What you should do –
Look through the data and write out every line with the word "Firme" in it.

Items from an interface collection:

★ ★ ★ ★ ★ ★ ★

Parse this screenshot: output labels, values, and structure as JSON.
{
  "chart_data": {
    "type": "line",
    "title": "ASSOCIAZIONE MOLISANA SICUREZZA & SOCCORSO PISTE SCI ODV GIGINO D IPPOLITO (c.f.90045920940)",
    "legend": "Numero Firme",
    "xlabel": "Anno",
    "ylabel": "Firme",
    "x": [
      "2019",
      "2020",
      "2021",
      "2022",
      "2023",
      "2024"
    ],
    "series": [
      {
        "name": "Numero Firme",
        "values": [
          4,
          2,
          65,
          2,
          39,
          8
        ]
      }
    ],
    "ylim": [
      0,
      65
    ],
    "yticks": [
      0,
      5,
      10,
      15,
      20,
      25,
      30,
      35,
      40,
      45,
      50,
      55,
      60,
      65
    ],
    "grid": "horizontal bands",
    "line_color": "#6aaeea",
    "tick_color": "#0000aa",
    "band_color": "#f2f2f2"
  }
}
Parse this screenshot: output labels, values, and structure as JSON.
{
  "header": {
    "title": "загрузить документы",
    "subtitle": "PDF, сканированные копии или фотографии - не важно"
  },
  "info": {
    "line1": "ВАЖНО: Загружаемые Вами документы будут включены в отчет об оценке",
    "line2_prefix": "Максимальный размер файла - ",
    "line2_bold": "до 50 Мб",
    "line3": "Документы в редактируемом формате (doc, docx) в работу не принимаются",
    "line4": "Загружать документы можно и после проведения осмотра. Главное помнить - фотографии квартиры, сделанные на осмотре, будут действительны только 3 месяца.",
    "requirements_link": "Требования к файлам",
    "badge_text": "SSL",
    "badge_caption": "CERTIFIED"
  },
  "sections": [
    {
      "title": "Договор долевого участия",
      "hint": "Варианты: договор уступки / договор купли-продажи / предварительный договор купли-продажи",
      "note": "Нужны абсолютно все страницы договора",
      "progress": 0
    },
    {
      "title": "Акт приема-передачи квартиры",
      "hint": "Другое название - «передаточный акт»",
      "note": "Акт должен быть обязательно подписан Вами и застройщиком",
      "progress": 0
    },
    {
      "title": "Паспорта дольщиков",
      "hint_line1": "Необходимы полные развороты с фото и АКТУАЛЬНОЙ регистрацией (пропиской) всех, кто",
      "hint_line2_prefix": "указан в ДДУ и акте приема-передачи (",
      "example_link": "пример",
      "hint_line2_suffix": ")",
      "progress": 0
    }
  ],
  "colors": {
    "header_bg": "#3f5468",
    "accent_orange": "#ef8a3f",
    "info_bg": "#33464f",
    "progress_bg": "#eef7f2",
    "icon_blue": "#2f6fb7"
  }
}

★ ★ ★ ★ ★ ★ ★

Result below –
    "legend": "Numero Firme",
    "ylabel": "Firme",
        "name": "Numero Firme",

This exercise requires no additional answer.